During Mary Leech's Why Dame Ragnell Had to Die she talks about how Dame Ragnell usurps Gawain's authority over her and the importance in the death of Ragnell. Dame Ragnell enters the piece as a hideous creature of both looks and manners, and is notable in that she is the only loathly lady to receive a name. Gawain in this tale is the perfect knight as he acts appropriately in every sense of the manner and for lack of a better term consistently does the right thing. The most important point of interest in this is that when Gawain chooses to make the just actions and the loathly lady is transformed into a beautiful woman she still holds the power in their relationship and in a way holds Gawain hostage. Gawain would rather stay with his beautiful wife than go questing in the name of his king essentially showing him as more of a house cat than a knight. This is uncharacteristic of Gawain as he is often portrayed as quite the knight doing all the knightly deeds including the wooing of maidens and since he is in a position where he will not go on adventures he cannot uphold his sense of honor and chivalry as a knight of the round table. Gawain being taken hostage by his affection for his wife is why she must die in order to restore the balance of power between man and woman. As the piece says this is a fine example of the flaws portrayed in the masculine culture of the time(228).

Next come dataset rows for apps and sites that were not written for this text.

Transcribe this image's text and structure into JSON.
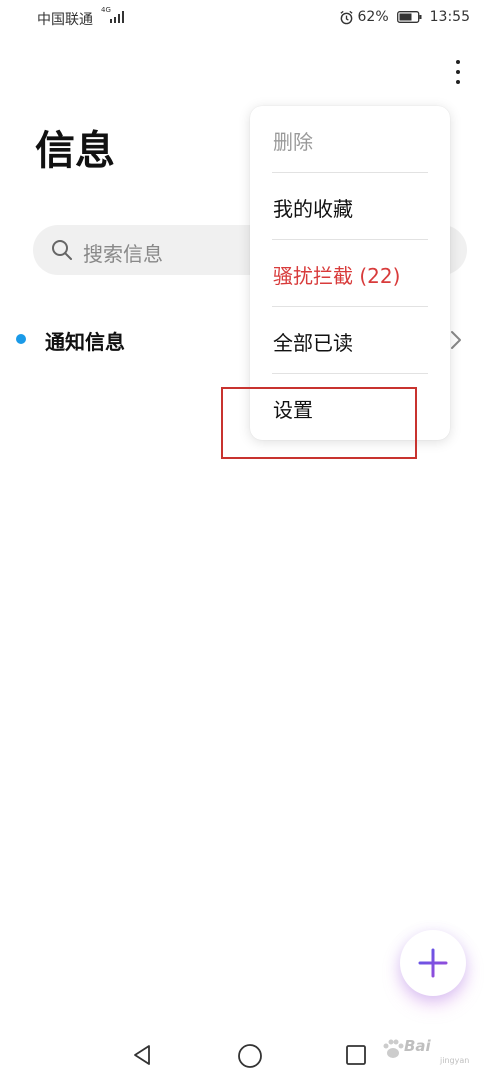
{
  "status_bar": {
    "carrier": "中国联通",
    "network_type": "4G",
    "battery_percent": "62%",
    "time": "13:55"
  },
  "header": {
    "title": "信息",
    "more_icon": "more-vertical-icon"
  },
  "search": {
    "placeholder": "搜索信息"
  },
  "conversations": [
    {
      "label": "通知信息",
      "unread": true
    }
  ],
  "overflow_menu": {
    "items": [
      {
        "label": "删除",
        "state": "disabled"
      },
      {
        "label": "我的收藏",
        "state": "normal"
      },
      {
        "label": "骚扰拦截 (22)",
        "state": "danger"
      },
      {
        "label": "全部已读",
        "state": "normal"
      },
      {
        "label": "设置",
        "state": "normal",
        "highlighted": true
      }
    ]
  },
  "fab": {
    "icon": "plus-icon"
  },
  "navigation": {
    "icons": [
      "back-icon",
      "home-icon",
      "recents-icon"
    ]
  },
  "watermark": {
    "text": "Bai",
    "sub": "jingyan"
  },
  "colors": {
    "accent_blue": "#1a9ae8",
    "danger_red": "#d83b3b",
    "highlight_red": "#c8332f",
    "fab_purple": "#7a52e0",
    "search_bg": "#f0f0f0"
  }
}
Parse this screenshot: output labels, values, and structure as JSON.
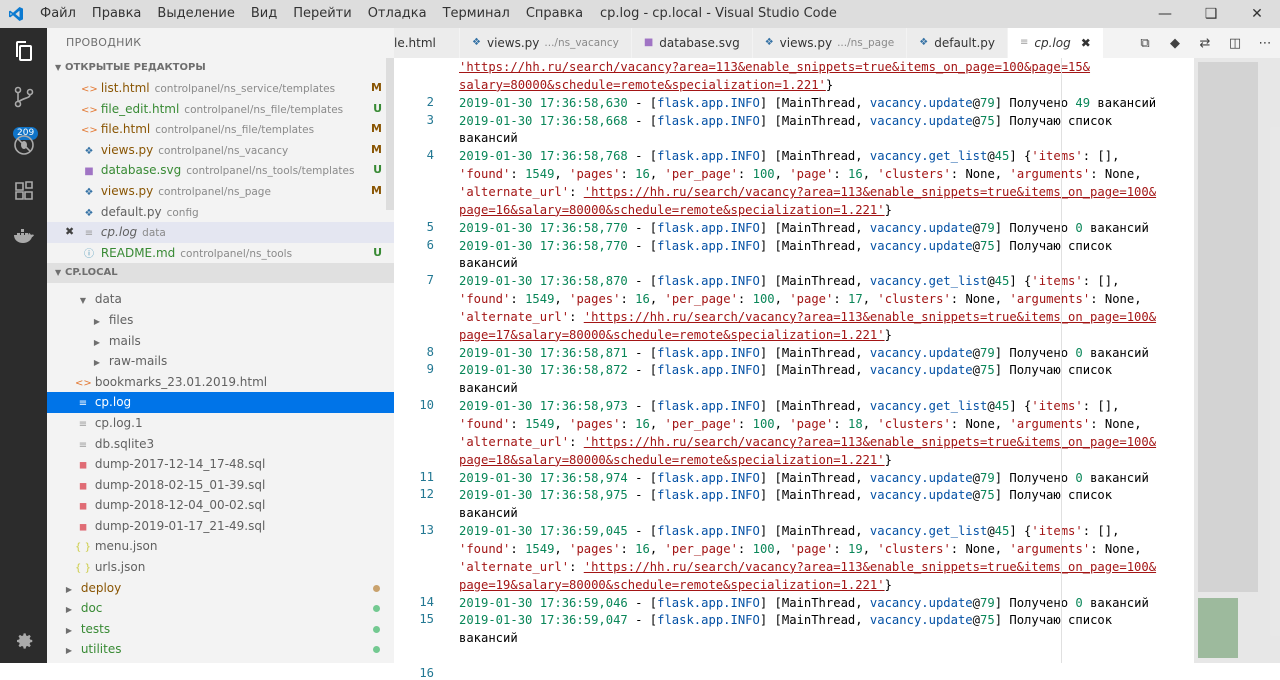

I’m still a bit torn on how to interpret Marie de France’s lai “Bisclavret.” It follows the expected form of the lai, depicting love as suffering for all parties involved, but it is also a very gendered tale in which male and female suffer due to gendered punishments. Are the punishments fair? Are they equal? What commentary on marriage and gender is being made in this text? Basically, the husband’s punishment (being turned semi-permanently into a werewolf) is inflicted upon him by his wife (and his wife’s new love interest) because he kept a secret from her. The secret—of his turning into a werewolf once a month, of course—was kept, however, in relatively good conscience; he was afraid of revealing this personal flaw to his wife and did not want to upset her. The wife’s punishment, later in the tale, is losing her nose (and bearing children with no noses), inflicted by the werewolf as punishment for keeping him from turning back into a human and abandoning him for another man. Both punishments affect physical appearance. Bisclavret’s unappealing appearance as a wolf, however, doesn’t do him much disservice; the king and knights still take him in and he enters into the homosocial bond that gives no value to appearance. He is valued and cared for just as much when he is a wolf as when he is a man. The wife’s change in appearance is different, though. Women’s appearances contribute greatly to their domestic lives (acceptance by the husband) and public lives (acceptance by female social circle), and the fact that her children were born without noses (and all of them female!) seems a far more serious punishment than that inflicted on Bisclavret. On one hand, I’d like to lay blame on the wife for such a harsh punishment toward her husband for keeping a rather harmless secret. On the other hand, the tale can be read as the wife’s inability to make choices regarding her love life without outside judgement and subsequent punishment. Is this a tale of warning for women who choose to leave their husbands more than it is a tale of warning for husbands not to keep secrets from their wives? Rather than being merely an amusing commentary on marriage, I feel like “Bisclavret” leans toward commentary on the acceptable and unacceptable behaviors of the wife in relation to her husband.